The PlayStation 4 has a software problem, which is a shame because the console is affordable, stylish, and sleek as hell. The DualShock 4 is a fantastic controller, despite its battery life, and is extremely comfortable for extended play sessions. But we don’t buy consoles because they’re cheap and look cool. We don’t buy them because the controller is nifty. We buy them to play games.

Sony’s been doing a fantastic job with the PlayStation Plus Instant Game Collection thus far, but we’re a year into the current console generation. We should be seeing some more killer apps hitting the market. This is when the Xbox 360 saw Gears of War and the PlayStation 3 saw Uncharted. The Xbox One just saw the release of Sunset Overdrive and is about to see the launch of Halo: The Master Chief Collection.

Plus, lets not forget about Titanfall.

And what’s Sony’s answer to their competition? A semi-exclusive Destiny expansion?

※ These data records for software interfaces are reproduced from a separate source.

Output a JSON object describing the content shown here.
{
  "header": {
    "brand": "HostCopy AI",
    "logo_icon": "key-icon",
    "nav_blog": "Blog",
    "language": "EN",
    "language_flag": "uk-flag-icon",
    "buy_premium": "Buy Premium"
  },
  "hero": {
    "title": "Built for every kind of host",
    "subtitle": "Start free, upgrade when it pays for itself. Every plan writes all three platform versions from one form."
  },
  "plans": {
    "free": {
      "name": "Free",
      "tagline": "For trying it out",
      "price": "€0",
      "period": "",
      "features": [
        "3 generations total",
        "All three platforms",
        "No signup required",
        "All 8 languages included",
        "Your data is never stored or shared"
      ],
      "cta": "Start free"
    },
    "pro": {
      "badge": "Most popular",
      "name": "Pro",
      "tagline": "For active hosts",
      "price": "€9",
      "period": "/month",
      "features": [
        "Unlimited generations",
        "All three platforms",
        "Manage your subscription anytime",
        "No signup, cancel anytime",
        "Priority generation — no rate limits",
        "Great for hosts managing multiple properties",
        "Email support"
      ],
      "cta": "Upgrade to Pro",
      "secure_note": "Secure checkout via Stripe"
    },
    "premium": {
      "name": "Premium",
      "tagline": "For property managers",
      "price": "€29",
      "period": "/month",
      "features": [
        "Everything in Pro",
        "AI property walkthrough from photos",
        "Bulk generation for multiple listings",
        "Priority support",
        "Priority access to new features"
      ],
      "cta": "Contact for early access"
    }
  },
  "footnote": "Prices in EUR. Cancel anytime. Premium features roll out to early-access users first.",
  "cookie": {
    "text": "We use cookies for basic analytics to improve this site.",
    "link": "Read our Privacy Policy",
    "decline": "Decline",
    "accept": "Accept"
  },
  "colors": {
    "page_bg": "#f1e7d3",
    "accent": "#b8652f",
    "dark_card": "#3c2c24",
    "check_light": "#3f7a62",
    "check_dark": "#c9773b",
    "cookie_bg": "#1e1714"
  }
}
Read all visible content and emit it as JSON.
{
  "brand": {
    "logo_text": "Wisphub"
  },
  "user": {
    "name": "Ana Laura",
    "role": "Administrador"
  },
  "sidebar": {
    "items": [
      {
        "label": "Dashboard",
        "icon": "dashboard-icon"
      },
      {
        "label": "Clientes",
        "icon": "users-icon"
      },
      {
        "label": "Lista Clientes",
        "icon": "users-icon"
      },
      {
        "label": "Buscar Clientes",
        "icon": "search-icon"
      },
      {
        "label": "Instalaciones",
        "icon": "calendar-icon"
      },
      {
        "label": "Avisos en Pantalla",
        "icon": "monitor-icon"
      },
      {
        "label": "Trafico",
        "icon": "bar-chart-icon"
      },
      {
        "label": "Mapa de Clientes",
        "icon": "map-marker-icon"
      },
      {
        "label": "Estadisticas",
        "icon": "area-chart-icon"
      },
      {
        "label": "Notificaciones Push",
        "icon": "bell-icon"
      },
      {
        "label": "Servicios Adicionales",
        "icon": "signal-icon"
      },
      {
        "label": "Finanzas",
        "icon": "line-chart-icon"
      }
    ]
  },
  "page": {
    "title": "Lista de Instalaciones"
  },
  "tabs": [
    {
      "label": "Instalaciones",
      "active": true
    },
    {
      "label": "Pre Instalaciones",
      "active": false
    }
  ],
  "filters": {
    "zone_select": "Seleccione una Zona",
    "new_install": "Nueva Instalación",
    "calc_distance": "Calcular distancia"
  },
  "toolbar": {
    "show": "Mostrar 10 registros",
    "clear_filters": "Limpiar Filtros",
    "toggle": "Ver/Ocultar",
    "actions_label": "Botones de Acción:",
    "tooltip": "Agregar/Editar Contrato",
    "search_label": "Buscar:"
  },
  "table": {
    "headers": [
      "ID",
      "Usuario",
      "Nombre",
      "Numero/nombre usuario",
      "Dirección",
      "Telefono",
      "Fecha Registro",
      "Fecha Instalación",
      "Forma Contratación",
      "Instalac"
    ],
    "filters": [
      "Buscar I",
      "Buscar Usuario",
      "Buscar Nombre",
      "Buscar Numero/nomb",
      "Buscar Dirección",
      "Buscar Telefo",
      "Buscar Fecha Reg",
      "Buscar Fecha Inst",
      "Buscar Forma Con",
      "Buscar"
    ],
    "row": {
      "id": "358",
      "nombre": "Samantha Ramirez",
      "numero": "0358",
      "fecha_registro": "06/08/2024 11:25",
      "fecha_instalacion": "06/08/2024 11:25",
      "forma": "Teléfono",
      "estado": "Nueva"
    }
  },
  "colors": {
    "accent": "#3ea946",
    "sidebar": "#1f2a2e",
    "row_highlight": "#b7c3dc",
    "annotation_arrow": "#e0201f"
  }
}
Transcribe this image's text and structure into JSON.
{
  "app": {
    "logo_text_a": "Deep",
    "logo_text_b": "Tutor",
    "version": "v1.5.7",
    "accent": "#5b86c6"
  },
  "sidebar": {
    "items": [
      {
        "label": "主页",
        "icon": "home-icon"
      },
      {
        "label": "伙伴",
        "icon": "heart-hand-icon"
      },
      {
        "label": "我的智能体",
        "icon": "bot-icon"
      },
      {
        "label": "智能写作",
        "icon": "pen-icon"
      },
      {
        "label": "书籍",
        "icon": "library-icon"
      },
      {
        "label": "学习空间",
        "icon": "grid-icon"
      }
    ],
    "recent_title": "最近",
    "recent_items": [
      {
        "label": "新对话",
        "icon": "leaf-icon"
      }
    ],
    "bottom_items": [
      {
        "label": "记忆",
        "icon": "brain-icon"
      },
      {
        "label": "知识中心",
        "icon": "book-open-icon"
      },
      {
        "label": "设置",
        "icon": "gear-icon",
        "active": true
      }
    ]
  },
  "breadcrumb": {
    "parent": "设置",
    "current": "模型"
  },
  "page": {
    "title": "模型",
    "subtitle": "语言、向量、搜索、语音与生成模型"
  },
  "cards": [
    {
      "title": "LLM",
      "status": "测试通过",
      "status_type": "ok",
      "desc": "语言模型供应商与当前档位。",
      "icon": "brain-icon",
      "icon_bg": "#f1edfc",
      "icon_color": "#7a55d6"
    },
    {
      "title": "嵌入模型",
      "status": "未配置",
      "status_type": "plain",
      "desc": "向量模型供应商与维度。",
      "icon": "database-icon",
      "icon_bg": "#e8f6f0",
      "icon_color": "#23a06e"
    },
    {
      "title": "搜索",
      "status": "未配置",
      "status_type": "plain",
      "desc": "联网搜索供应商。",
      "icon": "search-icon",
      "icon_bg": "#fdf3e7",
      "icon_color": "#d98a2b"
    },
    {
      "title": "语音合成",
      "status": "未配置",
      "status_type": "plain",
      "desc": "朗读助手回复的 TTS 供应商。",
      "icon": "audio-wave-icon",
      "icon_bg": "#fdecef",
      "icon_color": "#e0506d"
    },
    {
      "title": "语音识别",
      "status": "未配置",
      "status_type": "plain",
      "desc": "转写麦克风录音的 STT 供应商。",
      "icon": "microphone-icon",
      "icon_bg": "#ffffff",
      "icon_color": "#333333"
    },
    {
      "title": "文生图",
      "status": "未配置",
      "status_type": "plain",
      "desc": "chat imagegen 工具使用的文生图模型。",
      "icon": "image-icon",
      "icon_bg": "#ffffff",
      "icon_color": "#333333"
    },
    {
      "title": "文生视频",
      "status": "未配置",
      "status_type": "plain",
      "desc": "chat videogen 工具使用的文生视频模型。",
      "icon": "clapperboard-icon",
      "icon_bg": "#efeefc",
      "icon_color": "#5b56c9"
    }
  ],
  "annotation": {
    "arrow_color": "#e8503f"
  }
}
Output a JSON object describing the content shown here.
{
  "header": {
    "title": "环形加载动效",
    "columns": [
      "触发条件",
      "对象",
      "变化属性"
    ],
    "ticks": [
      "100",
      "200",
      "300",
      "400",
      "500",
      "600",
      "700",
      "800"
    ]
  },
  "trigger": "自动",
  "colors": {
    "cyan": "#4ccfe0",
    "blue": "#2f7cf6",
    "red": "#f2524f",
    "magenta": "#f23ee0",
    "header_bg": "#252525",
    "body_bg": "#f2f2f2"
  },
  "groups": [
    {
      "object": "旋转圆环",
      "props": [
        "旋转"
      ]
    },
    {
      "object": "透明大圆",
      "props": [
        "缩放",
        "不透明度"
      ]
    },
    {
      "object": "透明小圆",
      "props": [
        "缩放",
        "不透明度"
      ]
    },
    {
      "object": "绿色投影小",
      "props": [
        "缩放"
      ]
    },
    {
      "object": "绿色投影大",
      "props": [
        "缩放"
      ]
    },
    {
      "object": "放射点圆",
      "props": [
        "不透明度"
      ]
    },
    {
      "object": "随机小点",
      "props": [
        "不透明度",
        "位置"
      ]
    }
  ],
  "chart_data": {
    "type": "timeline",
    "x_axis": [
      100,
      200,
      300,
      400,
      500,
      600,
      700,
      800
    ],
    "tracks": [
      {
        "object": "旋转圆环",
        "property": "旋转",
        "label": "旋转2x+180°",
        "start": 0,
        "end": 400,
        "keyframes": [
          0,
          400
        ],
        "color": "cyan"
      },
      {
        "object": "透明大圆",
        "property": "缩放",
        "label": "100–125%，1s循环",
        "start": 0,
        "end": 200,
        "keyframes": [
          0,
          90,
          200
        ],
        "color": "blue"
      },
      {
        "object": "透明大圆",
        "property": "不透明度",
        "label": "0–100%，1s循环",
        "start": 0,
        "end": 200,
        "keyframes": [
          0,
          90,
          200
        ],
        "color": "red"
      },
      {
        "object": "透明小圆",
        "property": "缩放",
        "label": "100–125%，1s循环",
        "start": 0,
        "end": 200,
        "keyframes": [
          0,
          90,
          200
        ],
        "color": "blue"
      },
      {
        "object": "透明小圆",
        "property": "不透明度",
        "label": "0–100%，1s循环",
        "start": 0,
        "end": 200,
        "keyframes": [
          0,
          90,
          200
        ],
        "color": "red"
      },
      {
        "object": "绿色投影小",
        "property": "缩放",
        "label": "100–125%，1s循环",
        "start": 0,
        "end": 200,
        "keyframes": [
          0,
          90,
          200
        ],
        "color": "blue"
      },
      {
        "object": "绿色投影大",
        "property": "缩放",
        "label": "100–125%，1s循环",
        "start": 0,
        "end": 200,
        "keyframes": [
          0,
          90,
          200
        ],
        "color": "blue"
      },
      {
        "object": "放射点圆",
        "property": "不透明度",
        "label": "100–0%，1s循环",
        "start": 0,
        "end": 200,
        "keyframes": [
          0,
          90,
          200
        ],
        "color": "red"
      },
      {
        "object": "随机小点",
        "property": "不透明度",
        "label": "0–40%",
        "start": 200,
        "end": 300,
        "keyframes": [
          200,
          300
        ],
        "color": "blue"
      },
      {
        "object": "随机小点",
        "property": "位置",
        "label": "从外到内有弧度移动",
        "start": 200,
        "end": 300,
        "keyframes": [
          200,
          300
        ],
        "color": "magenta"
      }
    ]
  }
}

I Can’t Stop Playing Clash of Clans

I Can't Stop Playing Clash of ClansChances are that you’ve seen the TV spots for Clash of Clans. Or the ads in trains. Or buses. Or signage.

Advertisements for this thing are everywhere, I swear.

One can’t help but wonder what would be so appealing about a mobile game. They carry the stigma of Facebook games: lots of action early on, but in order to make serious progress, you’ll have to wait or pay money.

To a certain extent, the same is true of Clash of Clans. In order to upgrade your village, you’ll need to either be extremely patient or fork over some cash. Yet there’s still plenty to do while waiting, and that’s where the games become enjoyable.

Don’t get me wrong; it’s absolutely awful waiting for a crucial upgrade, but somehow the game is still addicting. There are battles to fight, troops to train, upgrades to research, and resources to collect. The amount of content available isn’t mind-blowing by any means, but the mobile platform thrives around games where you play four a handful of minutes at a time. Have a second at lunch? Got some time on the bus home? Stuck in line waiting for your morning coffee? Waiting for dinner to cook? That’s your Clash of Clans time, and the game offers an environment that thrives on them.

Then, of course, you have the people like myself who are completely OCD about arranging their village in the most incredibly perfect manner and begin to question their life choices.

Also, I may have launched a handful of attacks on other villages while writing this up.